January 21, 2012, 6:55 am
By David Barash
Sex is a problem for evolutionary biologists, a very big problem. (Let’s be clear: we don’t personally have any more difficulty with it than does anyone else; it’s strictly a professional problem!) And here it is: By all rights, sex shouldn’t exist. Ask most non-biologists what sex is “for,” and they’d probably answer “reproduction,” but they’d be wrong.
In fact, sex is quite simply a terrible way to reproduce.
The reality is that living things can easily make babies without sex, and many do just that. Lots of animals breed asexually, via parthenogenesis (development of an unfertilized egg, without any involvement by males); the list includes many insects, crustaceans, rotifers, flatworms, snails, even some vertebrates including certain species of shark, lizard and the occasional bird. And it’s quite common in plants.
The evolutionary conundrum is that compared to asexual reproduction, breeding sexually poses a daunting number of disadvantages, so many, in fact, that a number of highly regarded evolutionary theorists have concluded rather glumly that sex may actually be a biological liability, something that we—and other species as well—are regrettably stuck with. Here is a brief catalog of its downsides, reasons why sex is such an evolutionary dilemma. (Fear not, however. I’ll conclude, next time, with its likely saving grace.)
First, there are a number of ecological downsides. For starters, every individual who reproduces sexually needs to find a partner, which is often easier said than done. The Indonesian rhinoceros, for example, has become so rare, in part, because male and female literally have difficulty encountering each other, it seems. And we all know people who have their own troubles finding an acceptable mate. How awkward, and how much easier it would be if breeding were simply up to each would-be parent, acting on her own!

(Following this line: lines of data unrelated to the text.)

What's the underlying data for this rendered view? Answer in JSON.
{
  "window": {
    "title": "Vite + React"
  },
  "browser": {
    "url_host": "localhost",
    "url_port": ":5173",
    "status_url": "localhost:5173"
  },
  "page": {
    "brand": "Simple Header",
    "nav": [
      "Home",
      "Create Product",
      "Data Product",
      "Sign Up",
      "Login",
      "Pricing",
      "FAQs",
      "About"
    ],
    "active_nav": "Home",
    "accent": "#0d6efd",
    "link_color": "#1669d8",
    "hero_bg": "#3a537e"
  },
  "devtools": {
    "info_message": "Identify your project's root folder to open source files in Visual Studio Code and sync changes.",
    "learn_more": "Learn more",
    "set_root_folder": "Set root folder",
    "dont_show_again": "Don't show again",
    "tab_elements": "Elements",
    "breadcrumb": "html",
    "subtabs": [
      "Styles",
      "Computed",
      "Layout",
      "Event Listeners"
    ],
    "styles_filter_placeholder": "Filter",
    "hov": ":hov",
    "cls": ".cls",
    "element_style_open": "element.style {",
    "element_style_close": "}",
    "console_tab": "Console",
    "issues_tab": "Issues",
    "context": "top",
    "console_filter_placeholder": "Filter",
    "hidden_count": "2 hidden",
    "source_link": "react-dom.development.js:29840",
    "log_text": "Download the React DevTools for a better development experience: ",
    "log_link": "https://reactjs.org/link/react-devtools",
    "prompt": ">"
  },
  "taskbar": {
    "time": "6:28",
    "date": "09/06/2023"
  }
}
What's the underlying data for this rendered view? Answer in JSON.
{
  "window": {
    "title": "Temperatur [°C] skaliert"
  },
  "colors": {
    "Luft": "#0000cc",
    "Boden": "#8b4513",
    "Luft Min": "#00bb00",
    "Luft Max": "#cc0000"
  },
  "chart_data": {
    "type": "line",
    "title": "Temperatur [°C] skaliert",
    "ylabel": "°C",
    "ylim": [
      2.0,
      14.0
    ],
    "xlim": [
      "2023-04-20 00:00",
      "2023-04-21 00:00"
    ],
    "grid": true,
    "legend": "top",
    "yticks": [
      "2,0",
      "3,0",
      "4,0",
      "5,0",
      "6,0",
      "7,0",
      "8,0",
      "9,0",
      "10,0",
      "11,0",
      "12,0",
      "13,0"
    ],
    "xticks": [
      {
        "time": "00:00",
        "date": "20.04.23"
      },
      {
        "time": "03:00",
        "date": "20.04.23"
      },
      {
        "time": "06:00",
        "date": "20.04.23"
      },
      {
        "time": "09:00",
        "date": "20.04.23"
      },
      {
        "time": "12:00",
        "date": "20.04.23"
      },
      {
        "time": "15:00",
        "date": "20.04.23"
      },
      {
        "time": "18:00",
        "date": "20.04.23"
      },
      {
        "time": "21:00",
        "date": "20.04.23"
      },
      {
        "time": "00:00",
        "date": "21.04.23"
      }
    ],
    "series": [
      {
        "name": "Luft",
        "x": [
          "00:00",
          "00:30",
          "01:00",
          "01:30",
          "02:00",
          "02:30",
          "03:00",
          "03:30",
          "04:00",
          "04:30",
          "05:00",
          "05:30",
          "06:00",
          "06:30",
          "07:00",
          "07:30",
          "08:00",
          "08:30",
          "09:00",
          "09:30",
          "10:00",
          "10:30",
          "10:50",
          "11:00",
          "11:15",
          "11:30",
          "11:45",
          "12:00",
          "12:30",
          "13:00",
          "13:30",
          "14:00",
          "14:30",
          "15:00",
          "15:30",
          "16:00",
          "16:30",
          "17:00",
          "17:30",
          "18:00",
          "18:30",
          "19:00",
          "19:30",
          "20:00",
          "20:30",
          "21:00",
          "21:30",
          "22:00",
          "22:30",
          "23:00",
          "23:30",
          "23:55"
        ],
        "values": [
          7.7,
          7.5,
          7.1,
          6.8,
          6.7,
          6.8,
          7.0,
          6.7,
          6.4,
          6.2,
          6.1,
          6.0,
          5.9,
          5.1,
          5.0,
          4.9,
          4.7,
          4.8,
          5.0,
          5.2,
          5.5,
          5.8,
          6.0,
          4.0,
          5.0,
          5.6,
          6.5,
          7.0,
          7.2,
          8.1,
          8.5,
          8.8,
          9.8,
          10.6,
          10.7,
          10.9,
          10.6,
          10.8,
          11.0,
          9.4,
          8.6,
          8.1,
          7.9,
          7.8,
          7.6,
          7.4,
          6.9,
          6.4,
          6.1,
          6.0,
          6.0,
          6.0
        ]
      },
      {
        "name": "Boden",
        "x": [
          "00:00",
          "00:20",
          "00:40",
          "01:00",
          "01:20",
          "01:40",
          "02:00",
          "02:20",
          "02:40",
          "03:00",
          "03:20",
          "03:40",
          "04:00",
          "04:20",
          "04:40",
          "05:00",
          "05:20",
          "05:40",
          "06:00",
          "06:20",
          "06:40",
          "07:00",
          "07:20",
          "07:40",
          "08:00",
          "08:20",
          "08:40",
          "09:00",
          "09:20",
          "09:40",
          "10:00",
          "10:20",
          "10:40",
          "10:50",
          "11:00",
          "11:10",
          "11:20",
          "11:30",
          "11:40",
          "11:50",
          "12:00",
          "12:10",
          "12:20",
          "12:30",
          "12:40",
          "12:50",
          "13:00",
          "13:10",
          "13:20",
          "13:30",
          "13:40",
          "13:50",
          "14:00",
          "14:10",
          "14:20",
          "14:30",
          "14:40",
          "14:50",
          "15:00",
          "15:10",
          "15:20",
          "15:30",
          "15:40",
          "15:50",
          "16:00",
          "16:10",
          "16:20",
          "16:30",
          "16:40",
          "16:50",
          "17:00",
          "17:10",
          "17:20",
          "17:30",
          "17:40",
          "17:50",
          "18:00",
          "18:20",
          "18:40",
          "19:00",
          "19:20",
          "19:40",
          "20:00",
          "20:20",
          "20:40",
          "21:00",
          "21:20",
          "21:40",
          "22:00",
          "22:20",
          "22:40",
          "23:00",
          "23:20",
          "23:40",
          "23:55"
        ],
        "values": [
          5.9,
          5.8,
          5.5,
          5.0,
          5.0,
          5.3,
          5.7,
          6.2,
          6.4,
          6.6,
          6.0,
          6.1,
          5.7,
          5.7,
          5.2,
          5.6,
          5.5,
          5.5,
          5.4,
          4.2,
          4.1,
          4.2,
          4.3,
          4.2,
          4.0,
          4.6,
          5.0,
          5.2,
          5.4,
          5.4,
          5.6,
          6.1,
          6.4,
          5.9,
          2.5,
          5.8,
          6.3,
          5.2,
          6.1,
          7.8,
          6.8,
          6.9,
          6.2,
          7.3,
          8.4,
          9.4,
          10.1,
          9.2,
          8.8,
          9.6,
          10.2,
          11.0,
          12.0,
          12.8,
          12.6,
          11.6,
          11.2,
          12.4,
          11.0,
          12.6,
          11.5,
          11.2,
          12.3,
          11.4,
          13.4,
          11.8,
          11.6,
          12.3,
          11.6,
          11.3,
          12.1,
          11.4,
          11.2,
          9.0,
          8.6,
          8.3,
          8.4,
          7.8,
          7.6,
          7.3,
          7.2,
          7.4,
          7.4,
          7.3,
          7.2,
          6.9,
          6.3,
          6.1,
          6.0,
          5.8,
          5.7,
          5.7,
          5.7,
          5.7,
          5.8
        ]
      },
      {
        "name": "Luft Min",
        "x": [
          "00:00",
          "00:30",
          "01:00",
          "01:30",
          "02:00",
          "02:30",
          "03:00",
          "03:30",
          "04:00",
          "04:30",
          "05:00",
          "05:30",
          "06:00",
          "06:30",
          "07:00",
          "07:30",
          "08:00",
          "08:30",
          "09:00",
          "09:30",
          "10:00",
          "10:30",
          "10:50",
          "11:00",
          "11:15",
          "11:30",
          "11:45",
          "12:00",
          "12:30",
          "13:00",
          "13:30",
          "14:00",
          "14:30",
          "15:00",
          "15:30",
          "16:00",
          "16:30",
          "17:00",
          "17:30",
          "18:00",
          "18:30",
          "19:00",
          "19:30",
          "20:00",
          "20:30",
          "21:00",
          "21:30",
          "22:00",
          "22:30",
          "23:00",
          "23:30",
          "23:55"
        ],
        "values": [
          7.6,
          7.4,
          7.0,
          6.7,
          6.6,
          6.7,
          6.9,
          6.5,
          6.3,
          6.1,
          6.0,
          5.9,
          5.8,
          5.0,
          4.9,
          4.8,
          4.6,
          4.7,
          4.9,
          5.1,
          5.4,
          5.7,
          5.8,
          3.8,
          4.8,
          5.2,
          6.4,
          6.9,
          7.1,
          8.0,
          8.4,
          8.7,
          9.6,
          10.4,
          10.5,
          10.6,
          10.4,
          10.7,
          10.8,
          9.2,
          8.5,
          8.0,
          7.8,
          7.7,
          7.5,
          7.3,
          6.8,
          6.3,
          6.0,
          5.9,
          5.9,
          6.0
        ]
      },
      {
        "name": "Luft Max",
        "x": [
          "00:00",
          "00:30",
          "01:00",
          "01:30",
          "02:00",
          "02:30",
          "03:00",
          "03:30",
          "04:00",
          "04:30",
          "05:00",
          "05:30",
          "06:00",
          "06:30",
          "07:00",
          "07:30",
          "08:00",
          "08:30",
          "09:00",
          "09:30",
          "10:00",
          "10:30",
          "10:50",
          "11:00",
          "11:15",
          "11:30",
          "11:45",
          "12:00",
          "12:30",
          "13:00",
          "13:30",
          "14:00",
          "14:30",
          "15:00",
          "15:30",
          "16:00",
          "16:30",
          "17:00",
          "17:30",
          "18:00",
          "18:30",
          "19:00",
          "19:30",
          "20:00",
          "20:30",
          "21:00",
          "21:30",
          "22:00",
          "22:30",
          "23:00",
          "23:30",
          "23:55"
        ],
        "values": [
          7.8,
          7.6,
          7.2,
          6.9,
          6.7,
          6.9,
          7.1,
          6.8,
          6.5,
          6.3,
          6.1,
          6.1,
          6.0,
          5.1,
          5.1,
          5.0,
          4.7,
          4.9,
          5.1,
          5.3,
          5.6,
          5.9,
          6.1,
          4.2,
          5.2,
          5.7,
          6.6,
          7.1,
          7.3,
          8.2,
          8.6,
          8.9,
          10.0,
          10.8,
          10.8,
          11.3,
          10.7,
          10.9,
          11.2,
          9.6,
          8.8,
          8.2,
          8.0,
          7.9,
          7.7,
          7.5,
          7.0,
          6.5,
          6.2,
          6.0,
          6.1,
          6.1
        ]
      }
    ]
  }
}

According to Aristophanes in Plato’s Symposium, ancestral human beings didn’t have this problem, because they were a bit different from today: Each had two heads, four arms and legs, and two sets of genitals, one male and one female. Every individual was thus a complete, reproductively competent package. But these characters, called Androgynes, grew uppity and self-important, so Zeus decided to diminish them by hurling thunderbolts, as was his wont. Each Androgyne was neatly split in two, and as a result, we have been doomed ever since to search the world for our missing other half. And indeed, people—like Indonesian rhinos—often fail in their quest.